Species to look out for
Welcome to the Highland branch of Butterfly Conservation.
If you live in the region and are a member of Butterfly Conservation you automatically become a member of the Highland branch.
All our new events and news stories will be posted here, but for an archive of older news items you may visit the Highland branch website.
Highland Branch covers Highland, Moray, the Western Isles and Orkney and Shetland.
Moths of the Month
In this regular feature, Roy Leverton illustrates a selection of characteristic moths to look out for in our area at different times of the year.
The milder winter has brought some earlier than usual moth sightings.
As an artist as well as a naturalist I thought I'd post a short piece about how moths and butterflies inspire my work.
Highland Branch has discovered a species of moth never previously seen in Scotland. (Article first published in "Butterfly" Issue 114 Autumn 2013).
Join the Highlands branch clearing Cotoneaster to benefit Slender Scotch Burnet moth on the beautiful Isle of Mull.
During the three separate events this weekend we will be looking for Kentish Glory and Small Dark Yellow Underwing, also Netted Mountain Moth. Please come along to one, two or all!
A trip to see Pearl-bordered Fritillary, with a chance of some other butterflies and day-flying moths.
Reserve in Highlands and Islands
Find out how to submit your butterfly and moth records for the Highlands and Islands
This list aims to include every species of macro-moth reliably recorded in Scotland, with an assessment of its Scottish status, as guidance for observers contributing to the National Moth Recording Scheme (NMRS). It updates and corrects previous lists published in 2009, 2011 and 2012.

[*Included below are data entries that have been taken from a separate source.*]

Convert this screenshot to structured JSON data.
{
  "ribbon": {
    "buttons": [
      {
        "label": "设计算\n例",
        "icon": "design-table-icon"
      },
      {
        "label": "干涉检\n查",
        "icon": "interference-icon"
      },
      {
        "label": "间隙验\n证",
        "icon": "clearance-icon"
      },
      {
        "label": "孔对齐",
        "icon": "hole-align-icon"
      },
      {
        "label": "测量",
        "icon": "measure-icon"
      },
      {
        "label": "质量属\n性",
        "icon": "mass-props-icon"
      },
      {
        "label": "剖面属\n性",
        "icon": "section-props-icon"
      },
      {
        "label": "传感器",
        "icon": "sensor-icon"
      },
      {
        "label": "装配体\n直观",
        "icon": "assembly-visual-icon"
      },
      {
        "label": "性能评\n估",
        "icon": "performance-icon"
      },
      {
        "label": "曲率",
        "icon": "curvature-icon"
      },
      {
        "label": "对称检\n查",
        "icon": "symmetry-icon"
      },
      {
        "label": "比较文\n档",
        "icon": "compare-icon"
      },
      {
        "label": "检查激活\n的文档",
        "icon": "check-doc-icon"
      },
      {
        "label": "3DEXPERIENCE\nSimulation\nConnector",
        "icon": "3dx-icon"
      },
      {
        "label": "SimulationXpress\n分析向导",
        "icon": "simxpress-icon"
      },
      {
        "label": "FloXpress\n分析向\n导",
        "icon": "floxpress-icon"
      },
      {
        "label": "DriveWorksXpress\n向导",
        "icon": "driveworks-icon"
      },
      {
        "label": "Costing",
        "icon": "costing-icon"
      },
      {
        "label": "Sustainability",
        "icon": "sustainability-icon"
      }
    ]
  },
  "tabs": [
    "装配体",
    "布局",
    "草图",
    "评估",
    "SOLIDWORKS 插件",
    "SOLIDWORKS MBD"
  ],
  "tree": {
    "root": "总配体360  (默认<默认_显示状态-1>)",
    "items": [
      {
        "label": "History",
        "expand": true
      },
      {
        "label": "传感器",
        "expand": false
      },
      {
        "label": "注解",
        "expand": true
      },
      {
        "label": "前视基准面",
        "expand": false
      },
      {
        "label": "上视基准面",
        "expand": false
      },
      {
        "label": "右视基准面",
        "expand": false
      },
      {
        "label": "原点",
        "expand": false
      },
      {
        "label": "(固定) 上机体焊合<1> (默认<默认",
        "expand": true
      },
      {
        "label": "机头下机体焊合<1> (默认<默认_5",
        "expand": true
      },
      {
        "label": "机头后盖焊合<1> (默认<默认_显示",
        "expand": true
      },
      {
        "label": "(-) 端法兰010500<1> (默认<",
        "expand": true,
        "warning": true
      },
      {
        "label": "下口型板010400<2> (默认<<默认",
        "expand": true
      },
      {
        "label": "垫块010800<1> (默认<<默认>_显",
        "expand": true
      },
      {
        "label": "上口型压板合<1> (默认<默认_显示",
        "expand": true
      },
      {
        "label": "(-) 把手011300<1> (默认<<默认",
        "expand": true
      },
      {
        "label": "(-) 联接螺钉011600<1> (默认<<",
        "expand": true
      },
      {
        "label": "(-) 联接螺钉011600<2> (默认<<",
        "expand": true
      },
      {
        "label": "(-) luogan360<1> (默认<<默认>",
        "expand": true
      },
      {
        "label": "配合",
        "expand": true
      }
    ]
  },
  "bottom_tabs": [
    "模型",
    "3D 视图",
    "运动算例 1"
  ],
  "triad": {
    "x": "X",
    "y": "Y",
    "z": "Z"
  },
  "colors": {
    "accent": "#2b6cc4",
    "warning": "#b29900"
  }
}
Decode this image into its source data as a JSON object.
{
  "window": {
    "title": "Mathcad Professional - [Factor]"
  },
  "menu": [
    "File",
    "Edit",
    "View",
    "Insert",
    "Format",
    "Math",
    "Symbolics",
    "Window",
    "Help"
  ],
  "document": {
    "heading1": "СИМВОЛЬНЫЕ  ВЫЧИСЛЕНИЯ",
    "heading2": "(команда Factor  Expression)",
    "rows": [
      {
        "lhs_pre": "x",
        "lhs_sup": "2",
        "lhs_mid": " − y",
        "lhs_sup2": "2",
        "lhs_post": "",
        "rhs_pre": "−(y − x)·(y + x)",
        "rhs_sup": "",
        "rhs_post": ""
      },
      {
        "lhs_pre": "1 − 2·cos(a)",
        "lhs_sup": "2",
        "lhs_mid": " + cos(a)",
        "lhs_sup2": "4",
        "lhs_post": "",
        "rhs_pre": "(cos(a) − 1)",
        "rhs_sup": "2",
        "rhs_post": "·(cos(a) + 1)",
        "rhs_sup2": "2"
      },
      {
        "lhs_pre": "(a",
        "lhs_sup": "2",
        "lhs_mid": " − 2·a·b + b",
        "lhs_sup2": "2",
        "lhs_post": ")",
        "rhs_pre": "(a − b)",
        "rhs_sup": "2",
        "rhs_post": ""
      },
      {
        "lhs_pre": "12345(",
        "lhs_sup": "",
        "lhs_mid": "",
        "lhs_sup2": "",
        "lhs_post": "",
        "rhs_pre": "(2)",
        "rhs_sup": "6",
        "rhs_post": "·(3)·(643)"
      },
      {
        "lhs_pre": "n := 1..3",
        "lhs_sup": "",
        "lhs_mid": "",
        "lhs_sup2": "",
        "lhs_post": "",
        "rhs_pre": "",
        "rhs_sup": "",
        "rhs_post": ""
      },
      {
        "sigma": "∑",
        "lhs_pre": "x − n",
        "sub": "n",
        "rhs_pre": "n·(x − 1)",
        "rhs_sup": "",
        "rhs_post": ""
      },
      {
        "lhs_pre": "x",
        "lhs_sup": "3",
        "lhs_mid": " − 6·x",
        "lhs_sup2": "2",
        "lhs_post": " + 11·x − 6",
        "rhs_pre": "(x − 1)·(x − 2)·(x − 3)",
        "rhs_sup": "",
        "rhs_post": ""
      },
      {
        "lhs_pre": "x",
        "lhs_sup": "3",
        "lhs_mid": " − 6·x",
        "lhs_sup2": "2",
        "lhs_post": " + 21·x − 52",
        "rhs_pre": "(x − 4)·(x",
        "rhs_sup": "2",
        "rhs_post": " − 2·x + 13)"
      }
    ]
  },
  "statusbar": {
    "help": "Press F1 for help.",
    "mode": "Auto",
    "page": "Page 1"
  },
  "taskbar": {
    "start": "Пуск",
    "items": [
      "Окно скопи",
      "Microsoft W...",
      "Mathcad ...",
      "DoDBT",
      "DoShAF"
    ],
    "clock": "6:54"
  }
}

Our Spring 2013 newsletter is now available to download as a PDF file (2.14MB). Copies have been mailed to all Branch members. Many thanks to all who contributed articles and photos.
If you have a slow Internet connection, there is also a more compressed version of our newsletter (821KB) that you can download here.
Despite the poor weather we have been very pleased with the interest in, and the results from, the 2012 survey. The aim of the survey was to target recording at 100 1km squares that were predicted, through computer modeling, to be the most suitable 1km squares for the butterfly in Scotland, but where it had not previously been recorded.